# [Task details]
Your output must reproduce all the records below precisely and contain no pictures.

(Entries from a dataset of interfaces)
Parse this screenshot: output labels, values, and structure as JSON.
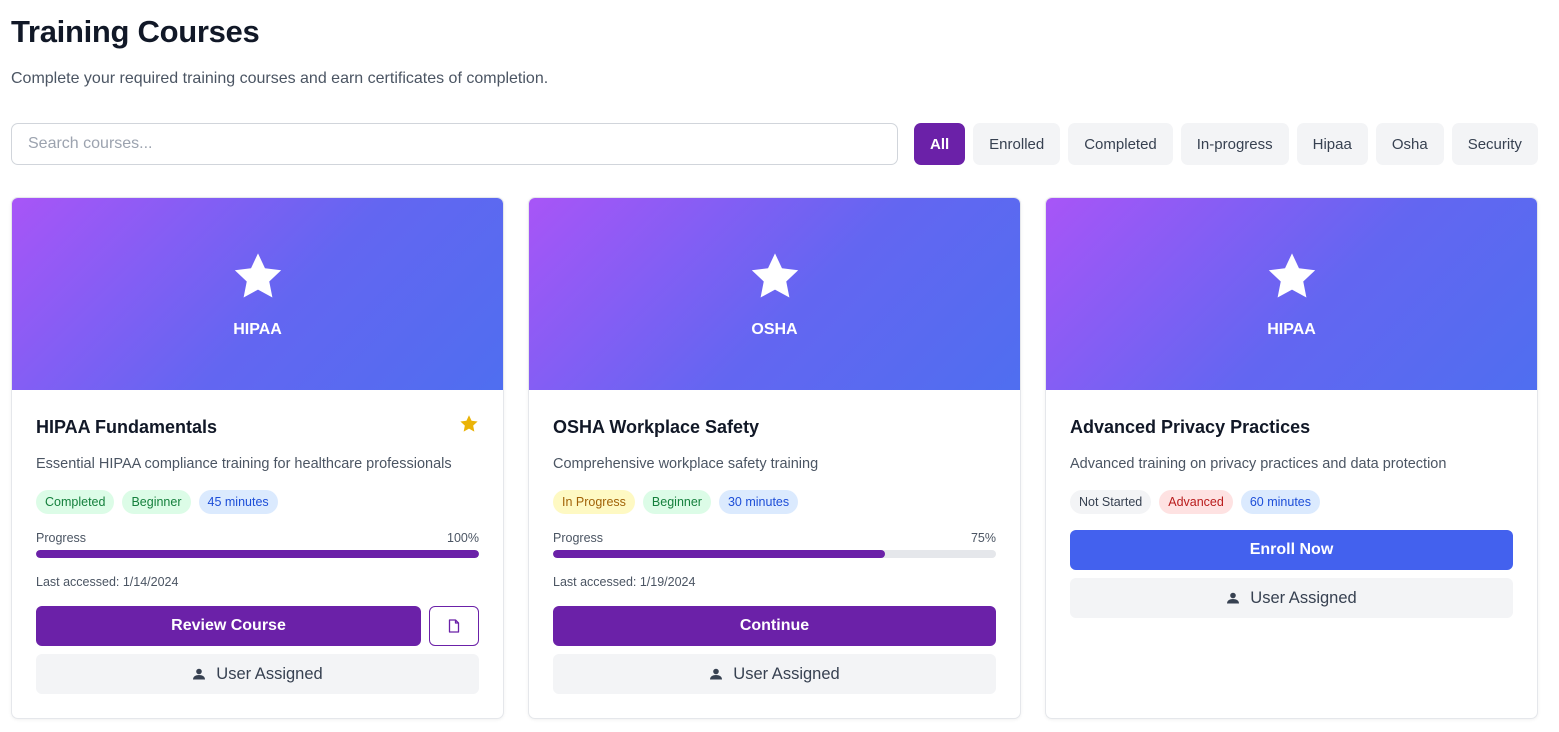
{
  "header": {
    "title": "Training Courses",
    "subtitle": "Complete your required training courses and earn certificates of completion."
  },
  "search": {
    "placeholder": "Search courses...",
    "value": ""
  },
  "filters": [
    {
      "label": "All",
      "active": true
    },
    {
      "label": "Enrolled",
      "active": false
    },
    {
      "label": "Completed",
      "active": false
    },
    {
      "label": "In-progress",
      "active": false
    },
    {
      "label": "Hipaa",
      "active": false
    },
    {
      "label": "Osha",
      "active": false
    },
    {
      "label": "Security",
      "active": false
    }
  ],
  "colors": {
    "accent": "#6b21a8",
    "enroll": "#4361ee",
    "favorite": "#eab308",
    "gradient_start": "#a855f7",
    "gradient_end": "#4f6ef0"
  },
  "courses": [
    {
      "category": "HIPAA",
      "title": "HIPAA Fundamentals",
      "description": "Essential HIPAA compliance training for healthcare professionals",
      "favorite": true,
      "badges": {
        "status": "Completed",
        "level": "Beginner",
        "duration": "45 minutes"
      },
      "progress_label": "Progress",
      "progress_text": "100%",
      "progress_fraction": 1.0,
      "last_accessed": "Last accessed: 1/14/2024",
      "primary_action": "Review Course",
      "certificate_icon": "document-icon",
      "assigned_label": "User Assigned"
    },
    {
      "category": "OSHA",
      "title": "OSHA Workplace Safety",
      "description": "Comprehensive workplace safety training",
      "favorite": false,
      "badges": {
        "status": "In Progress",
        "level": "Beginner",
        "duration": "30 minutes"
      },
      "progress_label": "Progress",
      "progress_text": "75%",
      "progress_fraction": 0.75,
      "last_accessed": "Last accessed: 1/19/2024",
      "primary_action": "Continue",
      "assigned_label": "User Assigned"
    },
    {
      "category": "HIPAA",
      "title": "Advanced Privacy Practices",
      "description": "Advanced training on privacy practices and data protection",
      "favorite": false,
      "badges": {
        "status": "Not Started",
        "level": "Advanced",
        "duration": "60 minutes"
      },
      "primary_action": "Enroll Now",
      "assigned_label": "User Assigned"
    }
  ]
}
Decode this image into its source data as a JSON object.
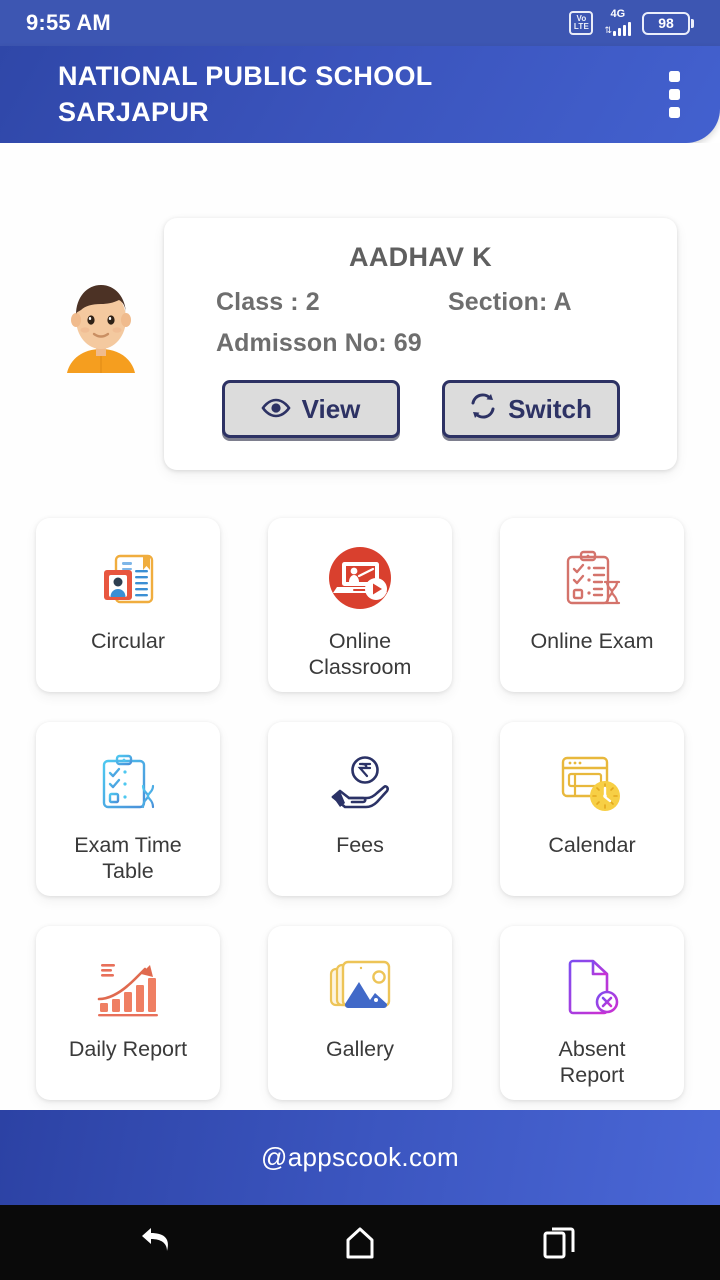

# [Reply to the exercise]
Parse this screenshot: output labels, values, and structure as JSON.
{
  "header": {
    "title": "Training Courses",
    "subtitle": "Complete your required training courses and earn certificates of completion."
  },
  "search": {
    "placeholder": "Search courses...",
    "value": ""
  },
  "filters": [
    {
      "label": "All",
      "active": true
    },
    {
      "label": "Enrolled",
      "active": false
    },
    {
      "label": "Completed",
      "active": false
    },
    {
      "label": "In-progress",
      "active": false
    },
    {
      "label": "Hipaa",
      "active": false
    },
    {
      "label": "Osha",
      "active": false
    },
    {
      "label": "Security",
      "active": false
    }
  ],
  "colors": {
    "accent": "#6b21a8",
    "enroll": "#4361ee",
    "favorite": "#eab308",
    "gradient_start": "#a855f7",
    "gradient_end": "#4f6ef0"
  },
  "courses": [
    {
      "category": "HIPAA",
      "title": "HIPAA Fundamentals",
      "description": "Essential HIPAA compliance training for healthcare professionals",
      "favorite": true,
      "badges": {
        "status": "Completed",
        "level": "Beginner",
        "duration": "45 minutes"
      },
      "progress_label": "Progress",
      "progress_text": "100%",
      "progress_fraction": 1.0,
      "last_accessed": "Last accessed: 1/14/2024",
      "primary_action": "Review Course",
      "certificate_icon": "document-icon",
      "assigned_label": "User Assigned"
    },
    {
      "category": "OSHA",
      "title": "OSHA Workplace Safety",
      "description": "Comprehensive workplace safety training",
      "favorite": false,
      "badges": {
        "status": "In Progress",
        "level": "Beginner",
        "duration": "30 minutes"
      },
      "progress_label": "Progress",
      "progress_text": "75%",
      "progress_fraction": 0.75,
      "last_accessed": "Last accessed: 1/19/2024",
      "primary_action": "Continue",
      "assigned_label": "User Assigned"
    },
    {
      "category": "HIPAA",
      "title": "Advanced Privacy Practices",
      "description": "Advanced training on privacy practices and data protection",
      "favorite": false,
      "badges": {
        "status": "Not Started",
        "level": "Advanced",
        "duration": "60 minutes"
      },
      "primary_action": "Enroll Now",
      "assigned_label": "User Assigned"
    }
  ]
}
Decode this image into its source data as a JSON object.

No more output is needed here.